Eagle Island, Gulf Islands National Park Reserve
Anticipation of Spring on Eagle Island
by Fran Spencer, Parks Canada Agency
As I sit here listening to the wind and rain rattling my window I dream of bright spring days on Eagle Island. I can almost feel the sun warming my shoulders and see the bright spring flowers carpeting the ground beneath the oaks. Could there be a better picture of paradise?
But this is a dream of spring to come, not a reminiscence of springs recently past. To bring this vision back to life, this once lush and idyllic island is in need of help, for its spring meadows and fragile ecosystems are threatened by invasive plant and animal species. Parks Canada has taken up this challenge and in 2007 began restoring the ecological integrity of Eagle Island.
Bringing it back
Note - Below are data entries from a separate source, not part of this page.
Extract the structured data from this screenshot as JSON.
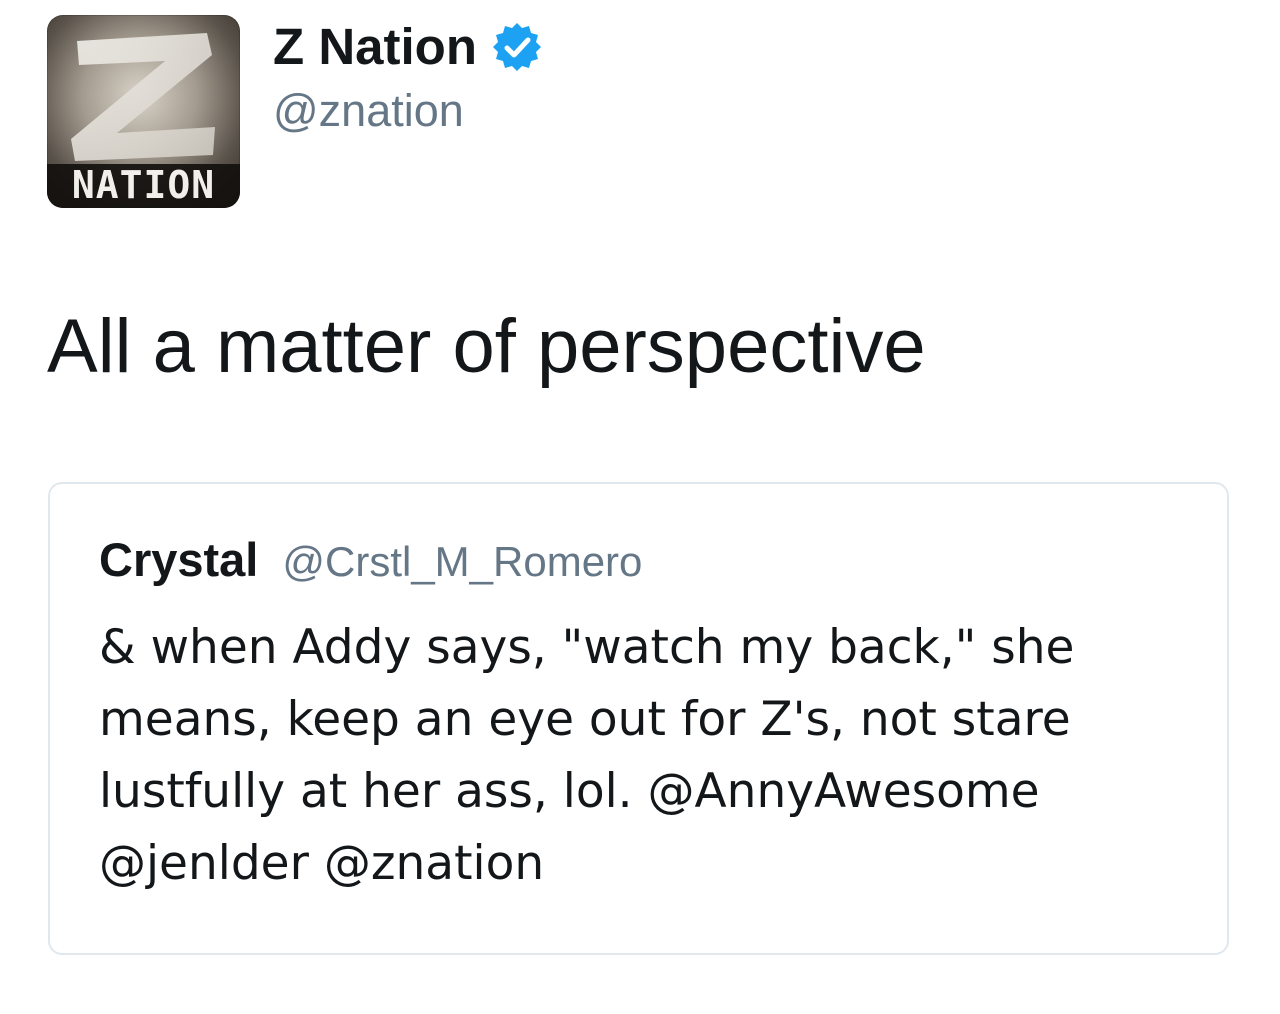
{
  "author": {
    "display_name": "Z Nation",
    "handle": "@znation",
    "avatar_label": "NATION",
    "avatar_letter": "Z",
    "verified_icon": "verified-badge-icon",
    "verified_color": "#1da1f2"
  },
  "tweet": {
    "text": "All a matter of perspective"
  },
  "quoted_tweet": {
    "display_name": "Crystal",
    "handle": "@Crstl_M_Romero",
    "lines": [
      "& when Addy says, \"watch my back,\" she",
      "means, keep an eye out for Z's, not stare",
      "lustfully at her ass, lol. @AnnyAwesome",
      "@jenlder @znation"
    ]
  },
  "colors": {
    "text_primary": "#14171a",
    "text_secondary": "#657786",
    "card_border": "#e1e8ed",
    "verified": "#1da1f2"
  }
}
Eagle is a small island cradled in the Hook Spit of Sidney Island, part of Gulf Islands National Park Reserve. Most of the island is open Douglas-fir forest or rare and endangered Garry oak communities. With so little Garry oak habitat left in Canada, it is essential to protect what remains.
Initial observations found that grazing, browsing and trampling by deer and Canada geese are the primary causes of ecological damage on Eagle Island. To restore Eagle Island’s natural function and ecological balance, two main objectives need to be addressed: eliminate grazing, browsing and trampling by deer and geese; and reduce the presence of non-native, invasive plants.
Non-native fallow deer (Dama dama) were first imported to Sidney Island in 1902 and have now reached a population exceeding 1500 individuals. Large herds of fallow deer have completely stripped the lower branches of trees and shrubs. The deer access Eagle Island by swimming across the lagoon or walking over at low tide. Here they have grazed all accessible vegetation to the ground, essentially suspending all plant regeneration, and Eagle Island’s spring meadows, instead of showing a diversity of colour, are white with toxic death camas, the only plants the deer do not eat.
To restore the ecological balance on Eagle Island it is clear that geese and deer need to be barred access from the island. Installation of a low visibility, deer exclusion fence around the perimeter of the island began in the summer of 2008. That fall, once the fence was completed, the fallow deer continued to challenge the exclosure.
Eagle Island may be part of the male mating territories (leks) for the fallow deer of Sidney Island. This could explain the bucks’ persistent testing of the fence. During this protracted battle of wills and wits the fence was continually modified in an attempt to make it truly deer proof. To thwart the deer in their attempts to gain entry under the fence, a combination of bottom tension cables, metal rodent barrier, rocks and split rail fencing were added to reinforce and weigh down its bottom edge. At the present time the fence appears to be holding and continued success will be monitored through deer pellet counts and the presence/absence of deer and geese through visual observation. If necessary the fence will continue to be modified.
There is a problem with geese too: in April 2008, 15 Canada goose nests with an average clutch size of five were recorded on the island. Without restoration measures, the problem of invasive species compounds with each spring.
Removal of invasive non-native plants
The second objective is to reduce or eliminate invasive non-native plant species. These intrusive plants compete for space and resources with the already stressed native vegetation of the island. In the summer of 2008, areas invaded by Scotch broom, Himalayan blackberry and bull thistle were cleared to allow native plants to flourish.
Dare to dream
Will ecological balance return to Eagle Island as these issues are addressed? Dare we dream of verdant spring meadows filled with native species? The profusion of spring flowers found in pockets of habitat inaccessible to the deer and geese, and in vegetation surveys conducted in 2008, provide a hint of the plant diversity that may appear after a season without the relentless grazing of deer and geese and competition from invasive plants. Imagine early spring drifts of fawn lily, followed by the deep blue of camas and the sunny yellow of native buttercups. Will these species make it to flower now that the deer have been excluded? I dream of looking up into a brilliantly blue sky with just a wisp of pure white cloud, and a butterfly dancing by, perhaps a rare species returning now that the native plants are back in profusion.
As I lean back I hear the mating call of song birds decked out in their mating plumage. Though Eagle Island is small, it lies along the Pacific flyway and its meadows, forest, coastal bluffs and near-shore habitats should provide a wide variety of foraging and cover opportunities. It follows that a diverse variety of bird species could potentially be found on the island. Has a lack of vegetation lowered their numbers? Will we see a large change in diversity of wildlife this year?
Spring is a time of reawakening and new discoveries. Now that restoration has begun, will spring on Eagle Island be all that we dreamed of? How dramatic and immediate will the results of our restoration endeavors be? We wait with great expectation.